In other words, it isn’t necessarily the case that so many people would be rallying against the government if the economic and social conditions weren’t so bad: which then prompts us to ask the question of why the economic and social conditions are so bad.
Certainly, there’s no doubt that the situation in Venezuela is dire.
It’s not just the empty shelves in the supermarkets. The minimum wage has gone down from $350 a month to $7 – I’ve seen someone say the daily minimum wage can just about buy most people two eggs a day. Add to that the state’s documented suppression of protesters and activists (and probable manipulation of election processes), and it’s no surprise that a lot of Venezuelans want Maduro gone.
And, perhaps, the situation now has become so dire that this is really the only thing that can happen.
Maduro probably does have to go: simply because, regardless of whether much of this hardship has been manufactured externally to create an untenable situation, too many Venezuelans will always associate this period of deprivation and hardship with Maduro.
So it’s difficult to see how he could hold on for much longer. And if the elites really are behind the whole crisis in Venezuela, then – as usual – they’ll get their end-result.
As the Counterpunch piece also noted in 2016: ‘…economist and former Venezuelan ambassador to the United Nations Julio Escalona explained in Caracas on the eve of the December 2015 elections which ushered back into the National Assembly the right wing: ‘The majority of Venezuela’s imports and distribution networks are in the hands of the elite… Many of the goods needed for Venezuelan consumption are diverted to Brazil and Colombia. We are experiencing manufactured scarcity, a crisis deliberately induced as a means of destabilization against the government…’
In tracking US imperialism in Latin America in the last century, Eric Draitser notes of the Nixon administration’s (led by Henry Kissinger) 1973 overthrow of the Socialist President of Chile that ‘In declassified CIA documents, it has been revealed that President Nixon famously ordered US intelligence to “make [Chile’s] economy scream,” a reference to the need to undermine and destabilize the Chilean economy using both US financial weapons, and a powerful business elite inside Chile, in order to pave the way for either the collapse of the government or a coup d’etat...’
That’s clearly then the model that has been employed in Venezuela, all designed to bring Venezuelans to this state of affairs.
And it’s generally the model anyway: the invasion of Iraq didn’t happen until over a decade of crippling sanctions had created a severely weakened state with a suffering population.
The intervention against Gaddafi in Libya had been on the cards since at least the mid-80s, but didn’t happen until Libya had endured almost two decades of crippling sanctions, all of which served to make it seem like Gaddafi’s Libyan model had ‘failed’.
Whatever ends up happening next in Venezuela, it’s clear that the entire story has been one of long-term manipulation, external interference and even ‘manufactured scarcity’: and that the interests that will probably win in the end are the same interests that invariably always win in the end.

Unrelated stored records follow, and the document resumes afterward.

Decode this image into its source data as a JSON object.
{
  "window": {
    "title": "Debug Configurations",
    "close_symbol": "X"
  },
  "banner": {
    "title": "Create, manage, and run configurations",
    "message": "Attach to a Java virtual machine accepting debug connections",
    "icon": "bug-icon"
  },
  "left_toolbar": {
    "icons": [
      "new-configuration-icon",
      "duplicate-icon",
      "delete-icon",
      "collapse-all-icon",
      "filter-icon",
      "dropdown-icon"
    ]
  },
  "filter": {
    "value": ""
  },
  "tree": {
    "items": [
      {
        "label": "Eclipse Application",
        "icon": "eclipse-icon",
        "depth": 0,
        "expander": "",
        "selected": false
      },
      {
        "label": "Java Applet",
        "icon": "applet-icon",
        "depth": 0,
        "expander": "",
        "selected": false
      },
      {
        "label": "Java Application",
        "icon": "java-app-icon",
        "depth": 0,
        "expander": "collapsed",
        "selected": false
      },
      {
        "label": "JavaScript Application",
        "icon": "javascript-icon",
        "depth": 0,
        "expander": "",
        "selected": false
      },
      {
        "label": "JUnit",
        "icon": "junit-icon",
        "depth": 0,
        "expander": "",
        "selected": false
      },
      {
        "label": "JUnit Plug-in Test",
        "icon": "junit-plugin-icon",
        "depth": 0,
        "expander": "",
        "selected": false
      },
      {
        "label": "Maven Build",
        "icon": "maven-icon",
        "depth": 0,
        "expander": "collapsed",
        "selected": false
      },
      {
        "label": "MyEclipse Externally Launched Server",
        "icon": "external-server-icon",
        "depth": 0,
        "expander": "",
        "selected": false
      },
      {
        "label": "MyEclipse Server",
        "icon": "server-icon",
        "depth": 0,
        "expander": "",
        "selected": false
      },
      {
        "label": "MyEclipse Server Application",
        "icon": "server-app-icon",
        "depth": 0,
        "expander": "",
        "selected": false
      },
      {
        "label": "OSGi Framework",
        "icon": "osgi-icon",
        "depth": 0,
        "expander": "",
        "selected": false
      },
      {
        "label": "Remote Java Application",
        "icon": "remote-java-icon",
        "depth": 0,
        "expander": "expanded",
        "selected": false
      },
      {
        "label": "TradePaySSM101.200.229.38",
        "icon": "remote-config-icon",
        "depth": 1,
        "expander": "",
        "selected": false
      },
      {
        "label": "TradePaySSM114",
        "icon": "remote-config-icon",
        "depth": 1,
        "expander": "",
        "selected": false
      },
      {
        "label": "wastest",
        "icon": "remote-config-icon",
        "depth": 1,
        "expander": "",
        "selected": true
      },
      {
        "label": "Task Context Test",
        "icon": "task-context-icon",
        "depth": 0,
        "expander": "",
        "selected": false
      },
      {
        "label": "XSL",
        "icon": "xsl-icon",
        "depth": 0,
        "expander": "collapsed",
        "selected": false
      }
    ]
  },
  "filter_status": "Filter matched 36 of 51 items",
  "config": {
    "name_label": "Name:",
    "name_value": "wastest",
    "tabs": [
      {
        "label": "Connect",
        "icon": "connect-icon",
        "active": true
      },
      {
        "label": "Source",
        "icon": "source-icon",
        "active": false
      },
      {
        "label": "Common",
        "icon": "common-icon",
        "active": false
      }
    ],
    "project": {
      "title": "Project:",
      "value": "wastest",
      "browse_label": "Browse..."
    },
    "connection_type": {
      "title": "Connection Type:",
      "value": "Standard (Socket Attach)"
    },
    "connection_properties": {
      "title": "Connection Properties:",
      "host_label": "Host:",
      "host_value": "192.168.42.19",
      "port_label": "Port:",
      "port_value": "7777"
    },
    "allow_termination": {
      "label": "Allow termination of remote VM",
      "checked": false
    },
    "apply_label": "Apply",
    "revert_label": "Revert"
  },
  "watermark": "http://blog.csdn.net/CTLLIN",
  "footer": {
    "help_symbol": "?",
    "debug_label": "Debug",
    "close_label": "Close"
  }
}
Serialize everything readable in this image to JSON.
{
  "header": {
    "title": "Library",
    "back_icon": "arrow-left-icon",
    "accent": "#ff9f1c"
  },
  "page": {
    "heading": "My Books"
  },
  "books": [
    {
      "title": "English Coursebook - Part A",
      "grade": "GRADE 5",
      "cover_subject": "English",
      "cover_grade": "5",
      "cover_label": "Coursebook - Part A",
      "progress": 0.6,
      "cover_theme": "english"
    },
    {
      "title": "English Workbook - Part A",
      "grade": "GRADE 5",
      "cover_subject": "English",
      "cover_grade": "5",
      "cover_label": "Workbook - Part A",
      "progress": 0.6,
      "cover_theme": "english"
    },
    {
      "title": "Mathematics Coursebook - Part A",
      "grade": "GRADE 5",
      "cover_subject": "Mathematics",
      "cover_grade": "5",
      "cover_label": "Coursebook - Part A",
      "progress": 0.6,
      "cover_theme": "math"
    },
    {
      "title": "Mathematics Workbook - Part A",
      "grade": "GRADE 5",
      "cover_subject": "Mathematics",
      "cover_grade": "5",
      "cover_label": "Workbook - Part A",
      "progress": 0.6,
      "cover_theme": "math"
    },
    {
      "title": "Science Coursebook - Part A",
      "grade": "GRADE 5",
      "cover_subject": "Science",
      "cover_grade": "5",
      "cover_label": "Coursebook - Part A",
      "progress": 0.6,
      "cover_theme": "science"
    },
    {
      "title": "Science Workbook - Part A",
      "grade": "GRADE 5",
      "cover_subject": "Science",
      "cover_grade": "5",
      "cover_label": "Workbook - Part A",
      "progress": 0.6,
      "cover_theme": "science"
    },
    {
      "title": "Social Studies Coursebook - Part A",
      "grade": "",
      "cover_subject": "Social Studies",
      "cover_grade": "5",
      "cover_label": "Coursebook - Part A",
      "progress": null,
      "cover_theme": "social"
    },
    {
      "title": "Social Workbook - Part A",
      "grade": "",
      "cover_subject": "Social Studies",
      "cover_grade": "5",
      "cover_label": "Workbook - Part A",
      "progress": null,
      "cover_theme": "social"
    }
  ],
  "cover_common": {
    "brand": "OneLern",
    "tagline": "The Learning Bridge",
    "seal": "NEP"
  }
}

Read more: ‘Brazil: From Rouseff to Bolsonaro – How the Old Elites Win‘, ‘Honduras, the Military Coup & the Truth About the Migrant Caravan‘, ‘The Environmentalist & the US-Backed Death Squads‘, ‘Libya After Gaddafi: The Horror & Humiliation of the Failed State‘…